The problem:
For every entry that follows, return an identical copy.

Information given:
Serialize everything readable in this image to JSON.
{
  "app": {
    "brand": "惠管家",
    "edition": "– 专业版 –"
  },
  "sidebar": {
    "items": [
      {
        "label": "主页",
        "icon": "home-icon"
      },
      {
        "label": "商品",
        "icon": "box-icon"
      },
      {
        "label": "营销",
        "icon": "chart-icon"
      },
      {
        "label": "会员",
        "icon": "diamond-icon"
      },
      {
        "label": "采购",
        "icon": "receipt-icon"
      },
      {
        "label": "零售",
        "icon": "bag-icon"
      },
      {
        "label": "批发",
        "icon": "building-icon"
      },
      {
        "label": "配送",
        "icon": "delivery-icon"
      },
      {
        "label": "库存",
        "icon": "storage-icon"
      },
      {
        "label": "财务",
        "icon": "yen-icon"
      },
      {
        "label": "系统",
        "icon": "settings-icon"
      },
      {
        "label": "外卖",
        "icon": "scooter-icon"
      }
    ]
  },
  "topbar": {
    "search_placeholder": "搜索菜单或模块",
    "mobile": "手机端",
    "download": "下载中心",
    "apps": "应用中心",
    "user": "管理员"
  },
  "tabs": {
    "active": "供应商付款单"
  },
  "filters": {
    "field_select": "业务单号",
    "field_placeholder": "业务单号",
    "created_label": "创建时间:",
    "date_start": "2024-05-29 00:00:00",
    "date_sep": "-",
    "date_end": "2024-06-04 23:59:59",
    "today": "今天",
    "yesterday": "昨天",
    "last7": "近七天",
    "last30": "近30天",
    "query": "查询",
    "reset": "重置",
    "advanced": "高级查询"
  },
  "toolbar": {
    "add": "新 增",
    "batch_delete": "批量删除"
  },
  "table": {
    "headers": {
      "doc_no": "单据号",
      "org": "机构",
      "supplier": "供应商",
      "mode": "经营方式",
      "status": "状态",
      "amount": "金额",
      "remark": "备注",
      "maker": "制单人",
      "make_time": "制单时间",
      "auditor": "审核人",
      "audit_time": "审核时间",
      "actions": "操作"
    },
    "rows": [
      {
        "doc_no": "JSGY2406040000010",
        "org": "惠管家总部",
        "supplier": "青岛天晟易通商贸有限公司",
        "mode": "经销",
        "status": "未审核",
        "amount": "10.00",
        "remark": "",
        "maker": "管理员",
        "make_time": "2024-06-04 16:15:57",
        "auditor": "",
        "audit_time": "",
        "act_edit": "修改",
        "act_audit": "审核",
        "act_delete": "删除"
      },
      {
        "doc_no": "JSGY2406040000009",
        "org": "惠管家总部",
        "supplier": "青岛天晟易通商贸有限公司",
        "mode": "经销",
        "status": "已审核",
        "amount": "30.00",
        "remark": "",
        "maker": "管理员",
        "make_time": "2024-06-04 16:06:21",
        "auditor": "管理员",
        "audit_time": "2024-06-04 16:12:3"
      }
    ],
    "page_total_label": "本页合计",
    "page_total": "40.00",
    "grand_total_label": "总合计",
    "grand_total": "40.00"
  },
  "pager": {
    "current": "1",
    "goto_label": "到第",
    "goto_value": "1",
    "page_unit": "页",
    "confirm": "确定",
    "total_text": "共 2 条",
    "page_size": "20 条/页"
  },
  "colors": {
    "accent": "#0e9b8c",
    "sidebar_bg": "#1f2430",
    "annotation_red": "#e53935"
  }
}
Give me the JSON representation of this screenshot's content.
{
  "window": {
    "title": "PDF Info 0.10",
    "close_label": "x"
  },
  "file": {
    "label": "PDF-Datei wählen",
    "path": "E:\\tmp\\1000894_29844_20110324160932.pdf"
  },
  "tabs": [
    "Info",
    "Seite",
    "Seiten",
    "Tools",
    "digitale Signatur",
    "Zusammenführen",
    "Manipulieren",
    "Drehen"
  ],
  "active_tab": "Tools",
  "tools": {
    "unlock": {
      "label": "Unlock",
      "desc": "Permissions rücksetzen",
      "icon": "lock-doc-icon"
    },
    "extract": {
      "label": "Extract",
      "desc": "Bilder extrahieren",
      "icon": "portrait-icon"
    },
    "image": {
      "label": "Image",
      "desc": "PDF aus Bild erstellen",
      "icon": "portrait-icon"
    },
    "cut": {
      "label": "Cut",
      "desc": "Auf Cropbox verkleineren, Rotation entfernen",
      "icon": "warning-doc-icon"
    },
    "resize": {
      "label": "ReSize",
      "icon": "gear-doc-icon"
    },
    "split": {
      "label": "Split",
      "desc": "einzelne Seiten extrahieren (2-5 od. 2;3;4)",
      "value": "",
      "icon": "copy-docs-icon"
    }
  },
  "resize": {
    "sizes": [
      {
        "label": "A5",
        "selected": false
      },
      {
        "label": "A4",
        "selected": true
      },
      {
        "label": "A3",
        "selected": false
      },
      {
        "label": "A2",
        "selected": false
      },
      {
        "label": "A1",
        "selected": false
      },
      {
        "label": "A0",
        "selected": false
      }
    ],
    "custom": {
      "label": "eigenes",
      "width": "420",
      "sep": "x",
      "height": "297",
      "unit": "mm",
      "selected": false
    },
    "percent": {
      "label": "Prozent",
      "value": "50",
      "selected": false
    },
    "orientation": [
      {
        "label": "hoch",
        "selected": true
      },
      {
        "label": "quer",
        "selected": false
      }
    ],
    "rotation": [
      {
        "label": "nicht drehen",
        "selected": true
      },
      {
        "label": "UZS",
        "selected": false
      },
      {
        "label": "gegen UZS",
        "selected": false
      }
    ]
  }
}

Task output:
Serialize everything readable in this image to JSON.
{
  "app": {
    "brand": "惠管家",
    "edition": "– 专业版 –"
  },
  "sidebar": {
    "items": [
      {
        "label": "主页",
        "icon": "home-icon"
      },
      {
        "label": "商品",
        "icon": "box-icon"
      },
      {
        "label": "营销",
        "icon": "chart-icon"
      },
      {
        "label": "会员",
        "icon": "diamond-icon"
      },
      {
        "label": "采购",
        "icon": "receipt-icon"
      },
      {
        "label": "零售",
        "icon": "bag-icon"
      },
      {
        "label": "批发",
        "icon": "building-icon"
      },
      {
        "label": "配送",
        "icon": "delivery-icon"
      },
      {
        "label": "库存",
        "icon": "storage-icon"
      },
      {
        "label": "财务",
        "icon": "yen-icon"
      },
      {
        "label": "系统",
        "icon": "settings-icon"
      },
      {
        "label": "外卖",
        "icon": "scooter-icon"
      }
    ]
  },
  "topbar": {
    "search_placeholder": "搜索菜单或模块",
    "mobile": "手机端",
    "download": "下载中心",
    "apps": "应用中心",
    "user": "管理员"
  },
  "tabs": {
    "active": "供应商付款单"
  },
  "filters": {
    "field_select": "业务单号",
    "field_placeholder": "业务单号",
    "created_label": "创建时间:",
    "date_start": "2024-05-29 00:00:00",
    "date_sep": "-",
    "date_end": "2024-06-04 23:59:59",
    "today": "今天",
    "yesterday": "昨天",
    "last7": "近七天",
    "last30": "近30天",
    "query": "查询",
    "reset": "重置",
    "advanced": "高级查询"
  },
  "toolbar": {
    "add": "新 增",
    "batch_delete": "批量删除"
  },
  "table": {
    "headers": {
      "doc_no": "单据号",
      "org": "机构",
      "supplier": "供应商",
      "mode": "经营方式",
      "status": "状态",
      "amount": "金额",
      "remark": "备注",
      "maker": "制单人",
      "make_time": "制单时间",
      "auditor": "审核人",
      "audit_time": "审核时间",
      "actions": "操作"
    },
    "rows": [
      {
        "doc_no": "JSGY2406040000010",
        "org": "惠管家总部",
        "supplier": "青岛天晟易通商贸有限公司",
        "mode": "经销",
        "status": "未审核",
        "amount": "10.00",
        "remark": "",
        "maker": "管理员",
        "make_time": "2024-06-04 16:15:57",
        "auditor": "",
        "audit_time": "",
        "act_edit": "修改",
        "act_audit": "审核",
        "act_delete": "删除"
      },
      {
        "doc_no": "JSGY2406040000009",
        "org": "惠管家总部",
        "supplier": "青岛天晟易通商贸有限公司",
        "mode": "经销",
        "status": "已审核",
        "amount": "30.00",
        "remark": "",
        "maker": "管理员",
        "make_time": "2024-06-04 16:06:21",
        "auditor": "管理员",
        "audit_time": "2024-06-04 16:12:3"
      }
    ],
    "page_total_label": "本页合计",
    "page_total": "40.00",
    "grand_total_label": "总合计",
    "grand_total": "40.00"
  },
  "pager": {
    "current": "1",
    "goto_label": "到第",
    "goto_value": "1",
    "page_unit": "页",
    "confirm": "确定",
    "total_text": "共 2 条",
    "page_size": "20 条/页"
  },
  "colors": {
    "accent": "#0e9b8c",
    "sidebar_bg": "#1f2430",
    "annotation_red": "#e53935"
  }
}
Give me the JSON representation of this screenshot's content.
{
  "window": {
    "title": "PDF Info 0.10",
    "close_label": "x"
  },
  "file": {
    "label": "PDF-Datei wählen",
    "path": "E:\\tmp\\1000894_29844_20110324160932.pdf"
  },
  "tabs": [
    "Info",
    "Seite",
    "Seiten",
    "Tools",
    "digitale Signatur",
    "Zusammenführen",
    "Manipulieren",
    "Drehen"
  ],
  "active_tab": "Tools",
  "tools": {
    "unlock": {
      "label": "Unlock",
      "desc": "Permissions rücksetzen",
      "icon": "lock-doc-icon"
    },
    "extract": {
      "label": "Extract",
      "desc": "Bilder extrahieren",
      "icon": "portrait-icon"
    },
    "image": {
      "label": "Image",
      "desc": "PDF aus Bild erstellen",
      "icon": "portrait-icon"
    },
    "cut": {
      "label": "Cut",
      "desc": "Auf Cropbox verkleineren, Rotation entfernen",
      "icon": "warning-doc-icon"
    },
    "resize": {
      "label": "ReSize",
      "icon": "gear-doc-icon"
    },
    "split": {
      "label": "Split",
      "desc": "einzelne Seiten extrahieren (2-5 od. 2;3;4)",
      "value": "",
      "icon": "copy-docs-icon"
    }
  },
  "resize": {
    "sizes": [
      {
        "label": "A5",
        "selected": false
      },
      {
        "label": "A4",
        "selected": true
      },
      {
        "label": "A3",
        "selected": false
      },
      {
        "label": "A2",
        "selected": false
      },
      {
        "label": "A1",
        "selected": false
      },
      {
        "label": "A0",
        "selected": false
      }
    ],
    "custom": {
      "label": "eigenes",
      "width": "420",
      "sep": "x",
      "height": "297",
      "unit": "mm",
      "selected": false
    },
    "percent": {
      "label": "Prozent",
      "value": "50",
      "selected": false
    },
    "orientation": [
      {
        "label": "hoch",
        "selected": true
      },
      {
        "label": "quer",
        "selected": false
      }
    ],
    "rotation": [
      {
        "label": "nicht drehen",
        "selected": true
      },
      {
        "label": "UZS",
        "selected": false
      },
      {
        "label": "gegen UZS",
        "selected": false
      }
    ]
  }
}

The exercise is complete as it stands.